§ TASK TO CARRY OUT
The answer must consist of every line below that contains the word "icon".

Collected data
----------

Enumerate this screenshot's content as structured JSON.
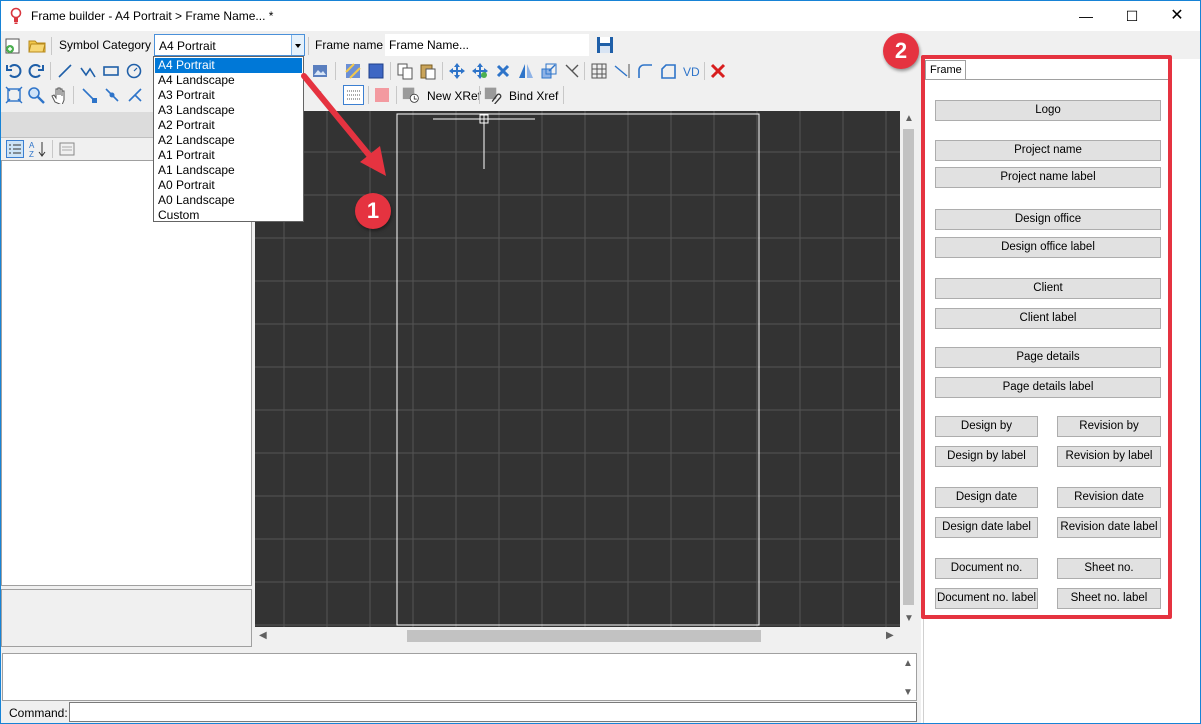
{
  "window": {
    "title": "Frame builder - A4 Portrait > Frame Name... *",
    "minimize_glyph": "—",
    "maximize_glyph": "☐",
    "close_glyph": "✕"
  },
  "toolbar": {
    "symbol_category_label": "Symbol Category",
    "symbol_category_value": "A4 Portrait",
    "frame_name_label": "Frame name",
    "frame_name_value": "Frame Name...",
    "new_xref_label": "New XRef",
    "bind_xref_label": "Bind Xref"
  },
  "dropdown": {
    "options": [
      "A4 Portrait",
      "A4 Landscape",
      "A3 Portrait",
      "A3 Landscape",
      "A2 Portrait",
      "A2 Landscape",
      "A1 Portrait",
      "A1 Landscape",
      "A0 Portrait",
      "A0 Landscape",
      "Custom"
    ],
    "selected": "A4 Portrait"
  },
  "command": {
    "label": "Command:"
  },
  "frame_panel": {
    "tab_label": "Frame",
    "buttons": {
      "logo": "Logo",
      "project_name": "Project name",
      "project_name_label": "Project name label",
      "design_office": "Design office",
      "design_office_label": "Design office label",
      "client": "Client",
      "client_label": "Client label",
      "page_details": "Page details",
      "page_details_label": "Page details label",
      "design_by": "Design by",
      "revision_by": "Revision by",
      "design_by_label": "Design by label",
      "revision_by_label": "Revision by label",
      "design_date": "Design date",
      "revision_date": "Revision date",
      "design_date_label": "Design date label",
      "revision_date_label": "Revision date label",
      "document_no": "Document no.",
      "sheet_no": "Sheet no.",
      "document_no_label": "Document no. label",
      "sheet_no_label": "Sheet no. label"
    }
  },
  "annotations": {
    "badge_1": "1",
    "badge_2": "2"
  },
  "colors": {
    "accent": "#0078d7",
    "annotation_red": "#e53340",
    "canvas_bg": "#333333",
    "grid_line": "#555555",
    "frame_border": "#ffffff"
  }
}
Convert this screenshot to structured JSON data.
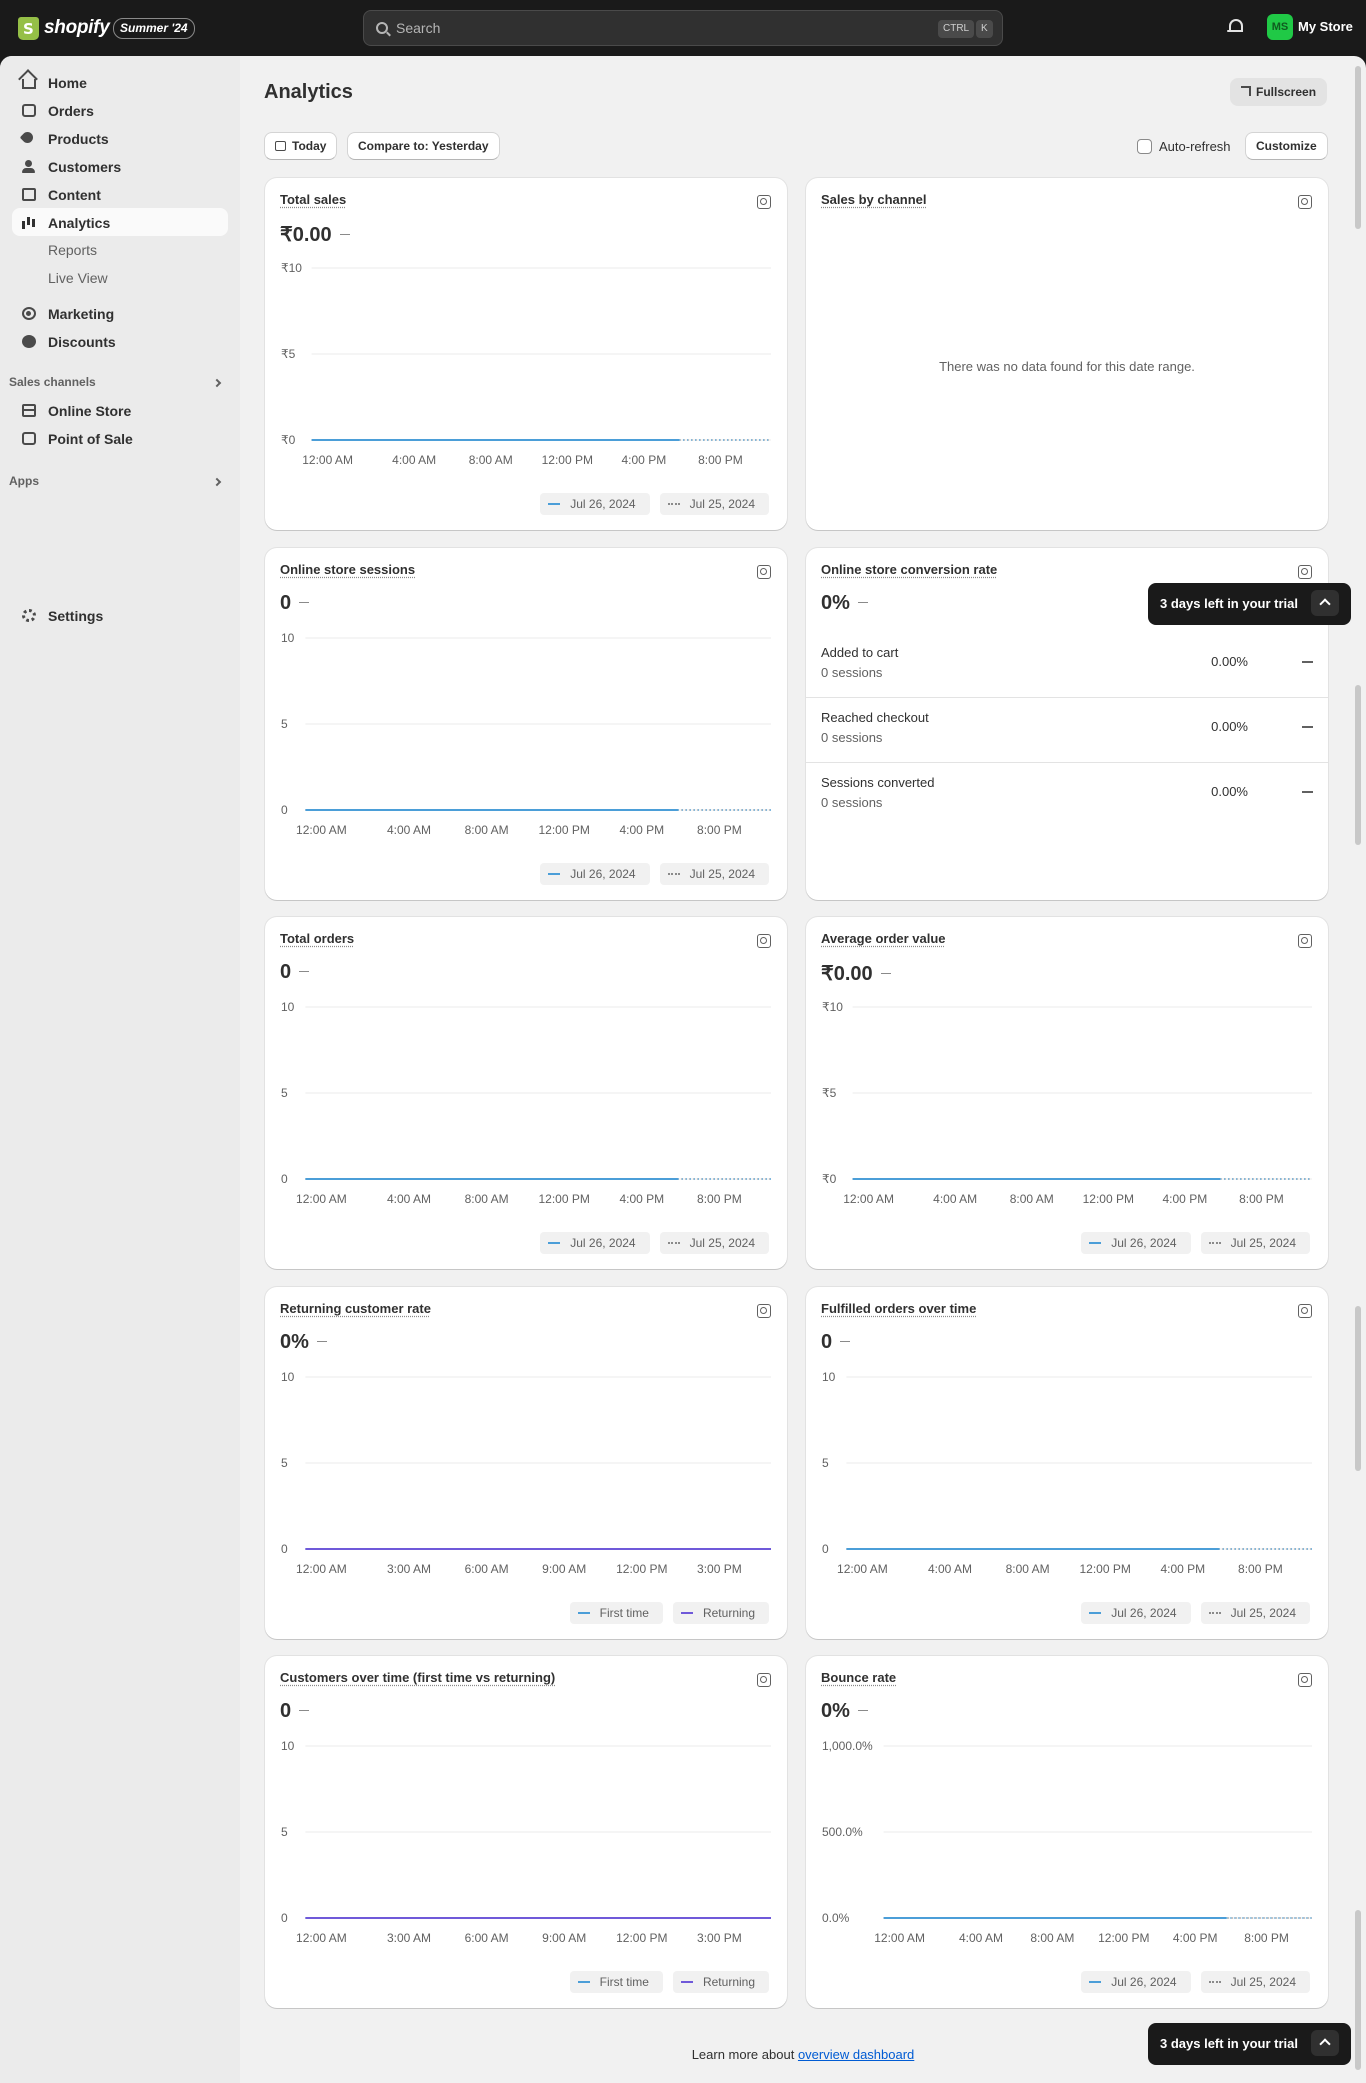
{
  "topbar": {
    "brand": "shopify",
    "edition_badge": "Summer '24",
    "search_placeholder": "Search",
    "shortcut_ctrl": "CTRL",
    "shortcut_key": "K",
    "avatar_initials": "MS",
    "store_name": "My Store"
  },
  "sidebar": {
    "items": [
      {
        "label": "Home",
        "icon": "home-icon"
      },
      {
        "label": "Orders",
        "icon": "inbox-icon"
      },
      {
        "label": "Products",
        "icon": "tag-icon"
      },
      {
        "label": "Customers",
        "icon": "person-icon"
      },
      {
        "label": "Content",
        "icon": "content-icon"
      },
      {
        "label": "Analytics",
        "icon": "analytics-icon",
        "active": true
      },
      {
        "label": "Reports"
      },
      {
        "label": "Live View"
      },
      {
        "label": "Marketing",
        "icon": "target-icon"
      },
      {
        "label": "Discounts",
        "icon": "discount-icon"
      }
    ],
    "sales_channels_heading": "Sales channels",
    "channels": [
      {
        "label": "Online Store",
        "icon": "online-store-icon"
      },
      {
        "label": "Point of Sale",
        "icon": "pos-icon"
      }
    ],
    "apps_heading": "Apps",
    "settings_label": "Settings"
  },
  "header": {
    "title": "Analytics",
    "fullscreen_label": "Fullscreen",
    "date_label": "Today",
    "compare_label": "Compare to: Yesterday",
    "autorefresh_label": "Auto-refresh",
    "customize_label": "Customize"
  },
  "cards": {
    "total_sales": {
      "title": "Total sales",
      "value": "₹0.00"
    },
    "sales_by_channel": {
      "title": "Sales by channel",
      "empty": "There was no data found for this date range."
    },
    "sessions": {
      "title": "Online store sessions",
      "value": "0"
    },
    "conversion": {
      "title": "Online store conversion rate",
      "value": "0%",
      "rows": [
        {
          "name": "Added to cart",
          "sessions": "0 sessions",
          "pct": "0.00%"
        },
        {
          "name": "Reached checkout",
          "sessions": "0 sessions",
          "pct": "0.00%"
        },
        {
          "name": "Sessions converted",
          "sessions": "0 sessions",
          "pct": "0.00%"
        }
      ]
    },
    "total_orders": {
      "title": "Total orders",
      "value": "0"
    },
    "aov": {
      "title": "Average order value",
      "value": "₹0.00"
    },
    "returning_rate": {
      "title": "Returning customer rate",
      "value": "0%"
    },
    "fulfilled": {
      "title": "Fulfilled orders over time",
      "value": "0"
    },
    "customers_over_time": {
      "title": "Customers over time (first time vs returning)",
      "value": "0"
    },
    "bounce": {
      "title": "Bounce rate",
      "value": "0%"
    }
  },
  "legends": {
    "current": "Jul 26, 2024",
    "previous": "Jul 25, 2024",
    "first_time": "First time",
    "returning": "Returning"
  },
  "trial_banner": "3 days left in your trial",
  "footer": {
    "prefix": "Learn more about",
    "link": "overview dashboard"
  },
  "colors": {
    "current": "#4b9ed8",
    "previous": "#8a8a8a",
    "first_time": "#4b9ed8",
    "returning": "#6f59d9",
    "accent": "#005bd3",
    "avatar": "#20c946"
  },
  "chart_data": [
    {
      "id": "total_sales",
      "type": "line",
      "title": "Total sales",
      "yticks": [
        "₹10",
        "₹5",
        "₹0"
      ],
      "ylim": [
        0,
        10
      ],
      "xticks": [
        "12:00 AM",
        "4:00 AM",
        "8:00 AM",
        "12:00 PM",
        "4:00 PM",
        "8:00 PM"
      ],
      "series": [
        {
          "name": "Jul 26, 2024",
          "values": [
            0,
            0
          ]
        },
        {
          "name": "Jul 25, 2024",
          "values": [
            0,
            0
          ]
        }
      ]
    },
    {
      "id": "sessions",
      "type": "line",
      "title": "Online store sessions",
      "yticks": [
        "10",
        "5",
        "0"
      ],
      "ylim": [
        0,
        10
      ],
      "xticks": [
        "12:00 AM",
        "4:00 AM",
        "8:00 AM",
        "12:00 PM",
        "4:00 PM",
        "8:00 PM"
      ],
      "series": [
        {
          "name": "Jul 26, 2024",
          "values": [
            0,
            0
          ]
        },
        {
          "name": "Jul 25, 2024",
          "values": [
            0,
            0
          ]
        }
      ]
    },
    {
      "id": "total_orders",
      "type": "line",
      "title": "Total orders",
      "yticks": [
        "10",
        "5",
        "0"
      ],
      "ylim": [
        0,
        10
      ],
      "xticks": [
        "12:00 AM",
        "4:00 AM",
        "8:00 AM",
        "12:00 PM",
        "4:00 PM",
        "8:00 PM"
      ],
      "series": [
        {
          "name": "Jul 26, 2024",
          "values": [
            0,
            0
          ]
        },
        {
          "name": "Jul 25, 2024",
          "values": [
            0,
            0
          ]
        }
      ]
    },
    {
      "id": "aov",
      "type": "line",
      "title": "Average order value",
      "yticks": [
        "₹10",
        "₹5",
        "₹0"
      ],
      "ylim": [
        0,
        10
      ],
      "xticks": [
        "12:00 AM",
        "4:00 AM",
        "8:00 AM",
        "12:00 PM",
        "4:00 PM",
        "8:00 PM"
      ],
      "series": [
        {
          "name": "Jul 26, 2024",
          "values": [
            0,
            0
          ]
        },
        {
          "name": "Jul 25, 2024",
          "values": [
            0,
            0
          ]
        }
      ]
    },
    {
      "id": "returning_rate",
      "type": "line",
      "title": "Returning customer rate",
      "yticks": [
        "10",
        "5",
        "0"
      ],
      "ylim": [
        0,
        10
      ],
      "xticks": [
        "12:00 AM",
        "3:00 AM",
        "6:00 AM",
        "9:00 AM",
        "12:00 PM",
        "3:00 PM"
      ],
      "series": [
        {
          "name": "First time",
          "values": [
            0,
            0
          ]
        },
        {
          "name": "Returning",
          "values": [
            0,
            0
          ]
        }
      ]
    },
    {
      "id": "fulfilled",
      "type": "line",
      "title": "Fulfilled orders over time",
      "yticks": [
        "10",
        "5",
        "0"
      ],
      "ylim": [
        0,
        10
      ],
      "xticks": [
        "12:00 AM",
        "4:00 AM",
        "8:00 AM",
        "12:00 PM",
        "4:00 PM",
        "8:00 PM"
      ],
      "series": [
        {
          "name": "Jul 26, 2024",
          "values": [
            0,
            0
          ]
        },
        {
          "name": "Jul 25, 2024",
          "values": [
            0,
            0
          ]
        }
      ]
    },
    {
      "id": "customers_over_time",
      "type": "line",
      "title": "Customers over time (first time vs returning)",
      "yticks": [
        "10",
        "5",
        "0"
      ],
      "ylim": [
        0,
        10
      ],
      "xticks": [
        "12:00 AM",
        "3:00 AM",
        "6:00 AM",
        "9:00 AM",
        "12:00 PM",
        "3:00 PM"
      ],
      "series": [
        {
          "name": "First time",
          "values": [
            0,
            0
          ]
        },
        {
          "name": "Returning",
          "values": [
            0,
            0
          ]
        }
      ]
    },
    {
      "id": "bounce",
      "type": "line",
      "title": "Bounce rate",
      "yticks": [
        "1,000.0%",
        "500.0%",
        "0.0%"
      ],
      "ylim": [
        0,
        1000
      ],
      "xticks": [
        "12:00 AM",
        "4:00 AM",
        "8:00 AM",
        "12:00 PM",
        "4:00 PM",
        "8:00 PM"
      ],
      "series": [
        {
          "name": "Jul 26, 2024",
          "values": [
            0,
            0
          ]
        },
        {
          "name": "Jul 25, 2024",
          "values": [
            0,
            0
          ]
        }
      ]
    }
  ]
}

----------

§ RESULT OF THE EXERCISE
        "icon": "home-icon"
        "icon": "inbox-icon"
        "icon": "tag-icon"
        "icon": "person-icon"
        "icon": "content-icon"
        "icon": "analytics-icon",
        "icon": "target-icon"
        "icon": "discount-icon"
        "icon": "online-store-icon"
        "icon": "pos-icon"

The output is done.